DIRECTIONS
The string "name" appears in some lines of the entries that follow; copy each such line.

RECORDS FOR PROCESSING
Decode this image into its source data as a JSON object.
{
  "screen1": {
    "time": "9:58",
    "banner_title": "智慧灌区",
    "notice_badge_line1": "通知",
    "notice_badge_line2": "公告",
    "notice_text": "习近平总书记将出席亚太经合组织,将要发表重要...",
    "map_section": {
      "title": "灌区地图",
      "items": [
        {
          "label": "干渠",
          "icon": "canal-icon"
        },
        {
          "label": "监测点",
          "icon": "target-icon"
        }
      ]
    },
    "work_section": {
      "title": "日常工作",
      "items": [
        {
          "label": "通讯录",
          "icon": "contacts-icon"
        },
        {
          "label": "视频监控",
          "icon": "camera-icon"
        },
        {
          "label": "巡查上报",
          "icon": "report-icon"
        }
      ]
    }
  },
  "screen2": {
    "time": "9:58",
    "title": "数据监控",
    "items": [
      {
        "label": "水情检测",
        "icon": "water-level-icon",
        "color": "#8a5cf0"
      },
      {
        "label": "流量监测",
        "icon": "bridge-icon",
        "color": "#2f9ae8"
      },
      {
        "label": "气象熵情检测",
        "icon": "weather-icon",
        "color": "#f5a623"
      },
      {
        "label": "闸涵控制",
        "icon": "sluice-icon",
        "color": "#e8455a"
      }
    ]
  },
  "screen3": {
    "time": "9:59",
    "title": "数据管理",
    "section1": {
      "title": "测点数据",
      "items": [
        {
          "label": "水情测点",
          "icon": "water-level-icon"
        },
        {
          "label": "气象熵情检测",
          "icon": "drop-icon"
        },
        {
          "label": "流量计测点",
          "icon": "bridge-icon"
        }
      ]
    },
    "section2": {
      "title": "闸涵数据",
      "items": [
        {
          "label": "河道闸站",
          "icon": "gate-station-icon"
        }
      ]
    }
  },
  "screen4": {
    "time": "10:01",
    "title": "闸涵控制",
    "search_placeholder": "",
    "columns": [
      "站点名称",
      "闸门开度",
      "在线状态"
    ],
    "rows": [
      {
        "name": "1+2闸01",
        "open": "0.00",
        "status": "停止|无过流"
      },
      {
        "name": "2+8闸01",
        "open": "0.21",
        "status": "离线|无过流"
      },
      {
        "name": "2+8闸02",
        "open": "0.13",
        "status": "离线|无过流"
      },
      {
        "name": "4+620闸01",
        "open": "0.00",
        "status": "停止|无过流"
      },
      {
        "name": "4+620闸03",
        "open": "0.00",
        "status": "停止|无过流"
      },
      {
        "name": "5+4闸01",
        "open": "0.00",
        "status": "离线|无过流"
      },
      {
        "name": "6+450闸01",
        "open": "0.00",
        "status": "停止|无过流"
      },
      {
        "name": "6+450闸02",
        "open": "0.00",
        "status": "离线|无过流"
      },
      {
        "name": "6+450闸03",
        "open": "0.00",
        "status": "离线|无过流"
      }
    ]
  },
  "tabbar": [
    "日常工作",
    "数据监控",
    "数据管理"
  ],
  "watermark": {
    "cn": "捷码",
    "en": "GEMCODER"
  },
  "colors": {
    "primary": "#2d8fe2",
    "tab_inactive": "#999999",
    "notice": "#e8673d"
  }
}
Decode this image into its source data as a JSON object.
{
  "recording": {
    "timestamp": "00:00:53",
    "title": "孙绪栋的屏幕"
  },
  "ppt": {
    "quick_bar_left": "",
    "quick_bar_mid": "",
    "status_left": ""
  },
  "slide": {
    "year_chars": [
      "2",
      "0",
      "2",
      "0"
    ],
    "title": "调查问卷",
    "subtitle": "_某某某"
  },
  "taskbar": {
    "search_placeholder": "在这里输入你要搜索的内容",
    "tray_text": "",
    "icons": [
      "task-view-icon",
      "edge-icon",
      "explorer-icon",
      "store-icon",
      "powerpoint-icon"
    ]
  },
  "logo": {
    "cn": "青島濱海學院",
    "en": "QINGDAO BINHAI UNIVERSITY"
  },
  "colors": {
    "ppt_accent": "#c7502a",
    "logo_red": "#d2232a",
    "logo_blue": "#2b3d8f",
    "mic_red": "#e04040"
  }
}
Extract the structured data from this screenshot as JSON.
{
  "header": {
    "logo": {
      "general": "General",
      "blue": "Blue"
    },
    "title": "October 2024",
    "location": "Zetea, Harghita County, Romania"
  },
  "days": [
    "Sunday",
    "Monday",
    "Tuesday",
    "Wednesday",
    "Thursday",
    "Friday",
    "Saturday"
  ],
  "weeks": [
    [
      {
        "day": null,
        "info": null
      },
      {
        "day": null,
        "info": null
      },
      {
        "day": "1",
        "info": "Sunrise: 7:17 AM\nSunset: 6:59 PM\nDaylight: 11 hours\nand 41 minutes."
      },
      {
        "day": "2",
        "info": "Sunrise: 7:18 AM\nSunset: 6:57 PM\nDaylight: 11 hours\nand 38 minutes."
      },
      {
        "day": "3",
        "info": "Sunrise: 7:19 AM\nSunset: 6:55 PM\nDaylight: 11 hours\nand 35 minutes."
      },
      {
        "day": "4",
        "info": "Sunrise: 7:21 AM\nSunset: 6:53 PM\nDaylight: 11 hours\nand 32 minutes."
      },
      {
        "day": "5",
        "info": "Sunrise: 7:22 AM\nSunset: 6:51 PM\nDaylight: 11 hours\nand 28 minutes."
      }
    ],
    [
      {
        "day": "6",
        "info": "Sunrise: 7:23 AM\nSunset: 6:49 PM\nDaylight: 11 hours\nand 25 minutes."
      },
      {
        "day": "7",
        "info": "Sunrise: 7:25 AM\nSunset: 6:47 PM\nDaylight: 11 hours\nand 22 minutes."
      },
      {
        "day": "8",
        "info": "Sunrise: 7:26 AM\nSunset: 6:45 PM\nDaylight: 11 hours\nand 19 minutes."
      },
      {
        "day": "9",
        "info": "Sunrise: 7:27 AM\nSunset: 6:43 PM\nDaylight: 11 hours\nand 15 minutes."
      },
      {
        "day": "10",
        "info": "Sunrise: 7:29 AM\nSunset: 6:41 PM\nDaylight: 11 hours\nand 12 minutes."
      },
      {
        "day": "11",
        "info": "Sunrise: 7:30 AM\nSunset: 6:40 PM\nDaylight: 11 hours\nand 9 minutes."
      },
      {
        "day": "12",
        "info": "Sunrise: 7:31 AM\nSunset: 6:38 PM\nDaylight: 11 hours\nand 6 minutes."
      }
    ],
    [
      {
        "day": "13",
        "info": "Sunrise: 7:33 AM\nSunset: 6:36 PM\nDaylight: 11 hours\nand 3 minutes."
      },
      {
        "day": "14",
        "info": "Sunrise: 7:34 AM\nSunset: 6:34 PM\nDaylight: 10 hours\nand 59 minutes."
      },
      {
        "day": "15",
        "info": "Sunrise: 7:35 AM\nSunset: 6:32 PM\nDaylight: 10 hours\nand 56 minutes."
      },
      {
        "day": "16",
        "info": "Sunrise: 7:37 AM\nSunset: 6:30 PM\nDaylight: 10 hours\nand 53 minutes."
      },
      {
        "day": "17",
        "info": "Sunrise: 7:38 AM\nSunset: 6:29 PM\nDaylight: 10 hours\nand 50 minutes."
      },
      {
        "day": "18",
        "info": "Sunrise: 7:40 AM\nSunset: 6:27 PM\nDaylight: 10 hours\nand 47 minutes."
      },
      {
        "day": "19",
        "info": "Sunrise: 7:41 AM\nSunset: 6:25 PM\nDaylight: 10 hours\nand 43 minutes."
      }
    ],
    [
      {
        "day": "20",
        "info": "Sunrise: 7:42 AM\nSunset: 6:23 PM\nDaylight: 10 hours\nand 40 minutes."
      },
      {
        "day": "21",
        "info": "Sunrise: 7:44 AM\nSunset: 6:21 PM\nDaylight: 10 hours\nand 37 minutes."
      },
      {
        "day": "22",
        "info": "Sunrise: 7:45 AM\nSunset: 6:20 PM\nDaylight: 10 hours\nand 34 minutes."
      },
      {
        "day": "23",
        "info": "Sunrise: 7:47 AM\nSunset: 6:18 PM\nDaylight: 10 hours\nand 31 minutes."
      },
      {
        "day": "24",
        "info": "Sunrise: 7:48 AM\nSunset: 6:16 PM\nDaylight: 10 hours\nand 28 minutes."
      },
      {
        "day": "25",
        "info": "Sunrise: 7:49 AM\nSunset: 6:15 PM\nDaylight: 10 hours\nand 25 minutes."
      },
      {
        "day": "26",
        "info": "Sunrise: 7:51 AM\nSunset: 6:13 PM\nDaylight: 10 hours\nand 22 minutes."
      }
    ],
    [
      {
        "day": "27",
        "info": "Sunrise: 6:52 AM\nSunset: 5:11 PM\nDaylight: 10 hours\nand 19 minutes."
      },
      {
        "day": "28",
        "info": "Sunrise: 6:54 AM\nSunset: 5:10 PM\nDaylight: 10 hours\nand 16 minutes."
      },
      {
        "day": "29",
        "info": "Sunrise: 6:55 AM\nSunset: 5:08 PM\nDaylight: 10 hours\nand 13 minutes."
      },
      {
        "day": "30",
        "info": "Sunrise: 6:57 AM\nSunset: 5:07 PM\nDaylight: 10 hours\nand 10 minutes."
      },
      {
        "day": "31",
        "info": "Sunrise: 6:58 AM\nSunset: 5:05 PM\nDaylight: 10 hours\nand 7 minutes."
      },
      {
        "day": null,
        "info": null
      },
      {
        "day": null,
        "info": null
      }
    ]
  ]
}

WRITTEN ANSWER
        "name": "1+2闸01",
        "name": "2+8闸01",
        "name": "2+8闸02",
        "name": "4+620闸01",
        "name": "4+620闸03",
        "name": "5+4闸01",
        "name": "6+450闸01",
        "name": "6+450闸02",
        "name": "6+450闸03",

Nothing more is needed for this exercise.